They are, by and large, fun and dumb. The films, not your dad. Still, in a country where “average white dude snapped and started copiously murdering” is a nightly news segment, the implications can be kinda ooky. This isn’t to suggest movies like this inspire or cause gross tragedies. They just feel like a reflection of the simmering toxicity beneath the clenched teeth of the guy at the office who says things like “living the dream” when you ask him how things are going.
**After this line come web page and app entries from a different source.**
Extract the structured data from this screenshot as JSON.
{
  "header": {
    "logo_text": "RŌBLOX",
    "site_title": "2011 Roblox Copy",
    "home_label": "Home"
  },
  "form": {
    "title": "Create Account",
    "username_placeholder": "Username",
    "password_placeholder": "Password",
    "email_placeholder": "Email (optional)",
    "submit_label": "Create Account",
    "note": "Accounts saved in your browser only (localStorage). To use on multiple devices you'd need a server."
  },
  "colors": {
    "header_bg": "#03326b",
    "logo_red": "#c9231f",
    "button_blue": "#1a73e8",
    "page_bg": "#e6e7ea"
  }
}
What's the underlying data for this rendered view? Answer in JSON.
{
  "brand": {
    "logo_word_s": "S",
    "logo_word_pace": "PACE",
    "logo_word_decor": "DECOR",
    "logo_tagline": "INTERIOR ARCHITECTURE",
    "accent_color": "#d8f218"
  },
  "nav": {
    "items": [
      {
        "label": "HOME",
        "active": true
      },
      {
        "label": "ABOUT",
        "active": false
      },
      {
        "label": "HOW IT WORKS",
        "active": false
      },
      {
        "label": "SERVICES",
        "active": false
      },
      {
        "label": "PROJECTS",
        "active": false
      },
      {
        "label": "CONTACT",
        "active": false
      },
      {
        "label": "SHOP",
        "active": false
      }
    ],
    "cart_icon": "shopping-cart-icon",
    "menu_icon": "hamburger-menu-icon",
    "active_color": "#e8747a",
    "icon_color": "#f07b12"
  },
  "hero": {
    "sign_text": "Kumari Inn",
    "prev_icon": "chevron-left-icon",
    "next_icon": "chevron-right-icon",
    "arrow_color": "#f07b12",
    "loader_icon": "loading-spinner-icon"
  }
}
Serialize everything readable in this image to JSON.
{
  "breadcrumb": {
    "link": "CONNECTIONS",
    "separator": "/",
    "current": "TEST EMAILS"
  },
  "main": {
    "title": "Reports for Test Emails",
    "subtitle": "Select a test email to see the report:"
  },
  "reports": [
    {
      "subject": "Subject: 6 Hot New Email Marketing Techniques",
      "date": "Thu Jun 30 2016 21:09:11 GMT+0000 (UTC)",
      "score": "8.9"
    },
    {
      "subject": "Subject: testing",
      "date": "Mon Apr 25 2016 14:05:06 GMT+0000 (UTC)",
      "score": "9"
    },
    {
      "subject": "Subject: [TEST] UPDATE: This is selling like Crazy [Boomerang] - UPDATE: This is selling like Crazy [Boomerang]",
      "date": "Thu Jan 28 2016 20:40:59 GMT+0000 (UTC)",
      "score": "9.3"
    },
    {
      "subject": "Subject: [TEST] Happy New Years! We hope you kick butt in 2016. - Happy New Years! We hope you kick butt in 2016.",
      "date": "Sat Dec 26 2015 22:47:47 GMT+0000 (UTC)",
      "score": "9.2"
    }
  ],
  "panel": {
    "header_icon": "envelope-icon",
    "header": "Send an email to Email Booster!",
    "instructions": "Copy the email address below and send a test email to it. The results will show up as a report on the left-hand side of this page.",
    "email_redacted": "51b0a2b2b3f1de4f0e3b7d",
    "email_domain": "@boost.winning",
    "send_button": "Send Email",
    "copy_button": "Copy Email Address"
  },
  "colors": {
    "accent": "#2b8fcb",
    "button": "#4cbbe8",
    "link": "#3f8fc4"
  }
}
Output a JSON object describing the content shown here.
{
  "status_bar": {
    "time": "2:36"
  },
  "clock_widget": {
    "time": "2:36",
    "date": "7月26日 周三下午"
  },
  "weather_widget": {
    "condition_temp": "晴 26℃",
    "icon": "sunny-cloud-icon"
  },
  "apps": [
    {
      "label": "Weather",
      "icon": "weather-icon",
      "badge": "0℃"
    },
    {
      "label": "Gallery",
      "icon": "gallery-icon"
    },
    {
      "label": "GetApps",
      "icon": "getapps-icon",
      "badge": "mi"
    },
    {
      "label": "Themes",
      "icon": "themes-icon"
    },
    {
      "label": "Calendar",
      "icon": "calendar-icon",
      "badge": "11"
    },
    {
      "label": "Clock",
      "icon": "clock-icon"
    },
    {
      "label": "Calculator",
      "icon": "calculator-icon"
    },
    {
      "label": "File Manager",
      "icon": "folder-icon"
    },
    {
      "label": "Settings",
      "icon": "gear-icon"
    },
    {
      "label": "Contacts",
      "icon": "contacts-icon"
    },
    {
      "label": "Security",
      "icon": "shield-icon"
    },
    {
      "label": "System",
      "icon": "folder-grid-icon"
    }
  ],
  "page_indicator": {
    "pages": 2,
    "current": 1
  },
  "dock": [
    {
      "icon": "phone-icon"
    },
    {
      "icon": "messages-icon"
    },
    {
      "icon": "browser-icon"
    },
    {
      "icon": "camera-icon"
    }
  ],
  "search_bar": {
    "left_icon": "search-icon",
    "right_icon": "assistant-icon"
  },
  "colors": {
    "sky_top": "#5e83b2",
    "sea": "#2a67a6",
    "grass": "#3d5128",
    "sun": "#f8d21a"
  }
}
These movies always start with the premise that the unassuming pops one cubicle over is actually a bad-ass death dealer. In Nobody, that’s Hutch (Odenkirk), a sullen jogger who always seems to miss trash day. When burglars plunder his house, he uses it as an excuse to revisit the part of himself that he hid in his mental basement in order to play house with his wife (Connie Nielsen). Soon, he’s pissed off a shiny suit-wearing Russian mobster (Aleksey Serebryakov) who is willing to blow up the entire city of…wherever this is set.
Director Ilya Naishuller’s paunch-punching papa-centered parable deploys NPR-friendly jazz and oldies over many of its fight sequences. Just to remind you how cool your father used to be before he had to settle down and leave his wild days behind him, Hutch is even friends with a Wu Tang Clan member (RZA)! The violence is mostly wildly cartoony, which is a compliment, as the more realistic things get, the less it feels like absurdist fantasy and the more it feels like CNN.
Odenkirk plays Nobody straight, but there’s a hint of playfulness that feels like a missed opportunity. The film doesn’t actually have anything self-aware or clever to say about the repeating pattern of murder-daddy cinema, although it could/should have. Casting Christopher Lloyd as Hutch’s father sure seems like a missed opportunity to reflect on the cross-generational angst felt by men “of a certain age.”
Unto itself, Nobody is a quick-n-dirty ditty that does its job. And so long as you don’t think too much about what that job is, you’ll be fine. Because what seems to be clear is that there’s a sizeable appetite for imaginary suburban warfare growing out of a foundational and fundamental frustration many white men have with the modern construct of domestic life. But, you know, so long as you sit back and just enjoy the guy from Mr. Show doing murder stuff, it’s “fun.”
Grade = B
Other Critical Voices to Consider
Travis Hopson of Punch Drunk Critics says Nobody is “a fun-but-forgettable shot of adrenaline that never aspires to be more than that.”
Max Weiss of Baltimore Magazine, who is fast becoming one of my favorite reads, says “Nobody is the Axe Body Spray of movies. It’s pseudo cool, it leaves a lingering bad odor, and just because it’ll find an appreciative audience of hormonal teenage boys doesn’t mean it’s actually any good.”
Michelle Kisner at The Movie Sleuth says “Despite the unoriginal premise, Nobody is a briskly directed action film that’s worth a watch just for Odenkirk’s performance.”